HO CHI MINH CITY, Vietnam – The annual summit of the Asia Pacific Economic Cooperation forum kicked off virtually on Friday in Kuala Lumpur, with United States’ President Donald Trump making a return to the international scene by participating in the meet despite his loss in the recent presidential elections.
In the inaugural address, Malaysian Prime Minister Muhyuddin Yassin said that the first and foremost priority of the bloc – which groups together 21 economies of the region – was to support and commit to the system of multilateral trade.
The meeting has been marked by the rivalry between Chinese President Xi Jinping and Trump, who differed from the other leaders speaking via video-conferencing by appearing without the official background of this year’s summit.
Yassin highlighted the importance of an economic recovery after the downturn caused by the COVID-19 pandemic, which has strongly affected the attitude towards trade and economic priorities within APEC.
“The health risks and its impact on the global economic ecosystem has been the major priority agenda for all APEC economies this year,” he said.
The Malaysian PM said that the members had to find the “fine balance” between health priorities and economic necessities, and highlighted the importance of boosting the digital economy in order to create more jobs and ensure an inclusive economy.
Yassin’s speech was followed by similar online interventions by other leaders,.
Chinese President Xi Jinping said Beijing was “actively considering” joining the Comprehensive and Progressive Agreement for Trans-Pacific Partnership (CPTPP), a free trade agreement signed by 11 members of APEC.
“We need to improve economic governance and foster an open, fair, equitable and non-discriminatory environment for businesses,” said the Chinese president, who made a strong pitch for multilateralism and open markets.
China had on Sunday signed the Regional Comprehensive Economic Partnership, the world’s biggest free trade agreement, which includes Japan, South Korea, Australia, New Zealand and the 10 members of the Association of Southeast Asian Nations (ASEAN).

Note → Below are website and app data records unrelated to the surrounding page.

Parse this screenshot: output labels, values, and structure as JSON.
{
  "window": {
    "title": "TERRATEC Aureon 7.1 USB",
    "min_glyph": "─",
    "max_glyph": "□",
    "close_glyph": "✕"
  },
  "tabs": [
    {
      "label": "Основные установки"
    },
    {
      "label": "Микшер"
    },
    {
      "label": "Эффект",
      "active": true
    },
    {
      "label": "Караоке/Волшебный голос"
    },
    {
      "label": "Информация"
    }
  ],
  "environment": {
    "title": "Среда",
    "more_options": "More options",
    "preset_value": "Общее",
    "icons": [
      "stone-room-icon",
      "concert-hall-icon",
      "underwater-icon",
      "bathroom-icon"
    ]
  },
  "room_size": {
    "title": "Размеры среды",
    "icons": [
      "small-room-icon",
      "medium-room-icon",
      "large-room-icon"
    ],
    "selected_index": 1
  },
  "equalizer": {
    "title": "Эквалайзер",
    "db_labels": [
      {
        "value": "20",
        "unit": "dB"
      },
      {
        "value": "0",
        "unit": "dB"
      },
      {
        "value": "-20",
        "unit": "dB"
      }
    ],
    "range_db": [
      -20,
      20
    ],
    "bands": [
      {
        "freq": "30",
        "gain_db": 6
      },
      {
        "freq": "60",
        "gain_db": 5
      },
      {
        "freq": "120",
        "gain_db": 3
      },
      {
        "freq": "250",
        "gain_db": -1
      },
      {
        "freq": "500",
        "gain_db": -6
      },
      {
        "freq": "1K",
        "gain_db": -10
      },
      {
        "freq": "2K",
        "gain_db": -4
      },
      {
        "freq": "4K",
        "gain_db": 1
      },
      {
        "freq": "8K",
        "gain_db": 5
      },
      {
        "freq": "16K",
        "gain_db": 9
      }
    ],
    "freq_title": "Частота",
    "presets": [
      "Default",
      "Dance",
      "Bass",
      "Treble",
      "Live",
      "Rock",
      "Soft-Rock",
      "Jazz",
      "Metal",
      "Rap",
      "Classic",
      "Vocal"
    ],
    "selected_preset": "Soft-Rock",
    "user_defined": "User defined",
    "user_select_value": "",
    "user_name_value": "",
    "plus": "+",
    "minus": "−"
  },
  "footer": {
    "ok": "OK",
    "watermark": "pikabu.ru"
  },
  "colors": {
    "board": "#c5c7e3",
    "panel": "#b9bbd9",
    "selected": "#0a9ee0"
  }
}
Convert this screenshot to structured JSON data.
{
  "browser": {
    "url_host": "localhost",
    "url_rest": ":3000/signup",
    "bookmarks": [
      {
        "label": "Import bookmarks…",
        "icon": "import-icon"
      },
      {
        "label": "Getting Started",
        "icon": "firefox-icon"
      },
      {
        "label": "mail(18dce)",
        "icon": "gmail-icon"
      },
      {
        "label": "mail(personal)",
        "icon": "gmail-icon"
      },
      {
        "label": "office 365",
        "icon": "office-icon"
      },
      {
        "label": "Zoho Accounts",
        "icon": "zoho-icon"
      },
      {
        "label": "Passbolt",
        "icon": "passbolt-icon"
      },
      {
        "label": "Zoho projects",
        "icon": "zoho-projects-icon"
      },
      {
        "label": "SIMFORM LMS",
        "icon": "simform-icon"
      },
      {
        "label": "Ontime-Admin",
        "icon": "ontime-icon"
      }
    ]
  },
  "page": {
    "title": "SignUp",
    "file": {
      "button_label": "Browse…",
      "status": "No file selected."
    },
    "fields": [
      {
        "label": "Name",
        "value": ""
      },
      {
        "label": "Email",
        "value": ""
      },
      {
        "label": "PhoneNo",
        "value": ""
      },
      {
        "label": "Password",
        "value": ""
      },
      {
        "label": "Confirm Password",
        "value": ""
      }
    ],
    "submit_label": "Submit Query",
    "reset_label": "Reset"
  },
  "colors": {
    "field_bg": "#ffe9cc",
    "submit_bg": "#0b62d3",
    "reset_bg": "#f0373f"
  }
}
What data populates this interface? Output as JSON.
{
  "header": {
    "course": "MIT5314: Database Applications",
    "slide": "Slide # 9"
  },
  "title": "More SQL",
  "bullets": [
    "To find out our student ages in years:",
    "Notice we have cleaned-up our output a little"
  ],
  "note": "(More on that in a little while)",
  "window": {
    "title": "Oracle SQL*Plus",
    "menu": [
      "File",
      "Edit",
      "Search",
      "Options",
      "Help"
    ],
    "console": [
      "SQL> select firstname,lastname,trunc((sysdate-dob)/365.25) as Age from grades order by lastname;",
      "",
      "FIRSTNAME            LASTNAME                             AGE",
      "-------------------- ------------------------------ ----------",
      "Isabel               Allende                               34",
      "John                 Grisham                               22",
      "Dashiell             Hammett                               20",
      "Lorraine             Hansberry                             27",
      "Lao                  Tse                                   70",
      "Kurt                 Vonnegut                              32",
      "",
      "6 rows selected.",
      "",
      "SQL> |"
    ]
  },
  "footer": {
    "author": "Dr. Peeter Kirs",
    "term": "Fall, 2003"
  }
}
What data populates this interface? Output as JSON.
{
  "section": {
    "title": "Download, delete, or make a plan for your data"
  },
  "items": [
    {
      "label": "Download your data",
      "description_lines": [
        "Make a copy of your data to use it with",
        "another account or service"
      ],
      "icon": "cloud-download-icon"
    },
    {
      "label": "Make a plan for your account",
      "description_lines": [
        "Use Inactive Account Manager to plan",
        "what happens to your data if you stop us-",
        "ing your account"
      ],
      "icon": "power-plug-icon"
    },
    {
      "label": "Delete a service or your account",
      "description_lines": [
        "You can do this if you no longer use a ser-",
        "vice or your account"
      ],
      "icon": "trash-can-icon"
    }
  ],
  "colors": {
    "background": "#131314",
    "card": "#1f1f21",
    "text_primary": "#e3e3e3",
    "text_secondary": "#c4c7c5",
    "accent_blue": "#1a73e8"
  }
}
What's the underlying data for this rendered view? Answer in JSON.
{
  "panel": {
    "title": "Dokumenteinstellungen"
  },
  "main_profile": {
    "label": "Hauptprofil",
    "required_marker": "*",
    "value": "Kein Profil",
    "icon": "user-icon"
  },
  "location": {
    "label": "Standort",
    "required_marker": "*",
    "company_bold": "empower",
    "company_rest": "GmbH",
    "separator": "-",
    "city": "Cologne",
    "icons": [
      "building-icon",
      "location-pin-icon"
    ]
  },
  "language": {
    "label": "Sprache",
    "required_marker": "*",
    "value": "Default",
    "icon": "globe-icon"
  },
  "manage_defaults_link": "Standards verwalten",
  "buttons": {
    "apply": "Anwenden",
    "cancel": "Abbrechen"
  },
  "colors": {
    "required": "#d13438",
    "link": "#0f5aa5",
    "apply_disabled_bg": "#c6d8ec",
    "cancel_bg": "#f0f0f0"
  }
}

APEC said in a statement that the national leaders are expected to sign a declaration highlighting the work carried out by the bloc during the past year and reaching a consensus about free trade, investments, response to the pandemic, ease of doing business and digitalization.
If approved, this would be the first APEC joint declaration in three years, as last year’s summit in Chile had to be canceled due to anti-government protests, while the 2018 meet in Papua New Guinea witnessed major disagreements between China and the US, which led to the declaration not being issued for the first time in the forum’s history.
APEC, founded in 1989, consists of 21 member countries and accounts for nearly 60% of the global GDP as well as more than half of global trade.
It forms a market of 2.85 billion consumers – around 40% of the world’s population – and aims to establish a free trade zone among member economies by 2020.
APEC is made up of Australia, Brunei, Canada, Chile, China, South Korea, the United States, the Philippines, Hong Kong, Indonesia, Japan, Malaysia, Mexico, New Zealand, Papua New Guinea, Peru, Russia, Singapore, Taiwan, Thailand and Vietnam.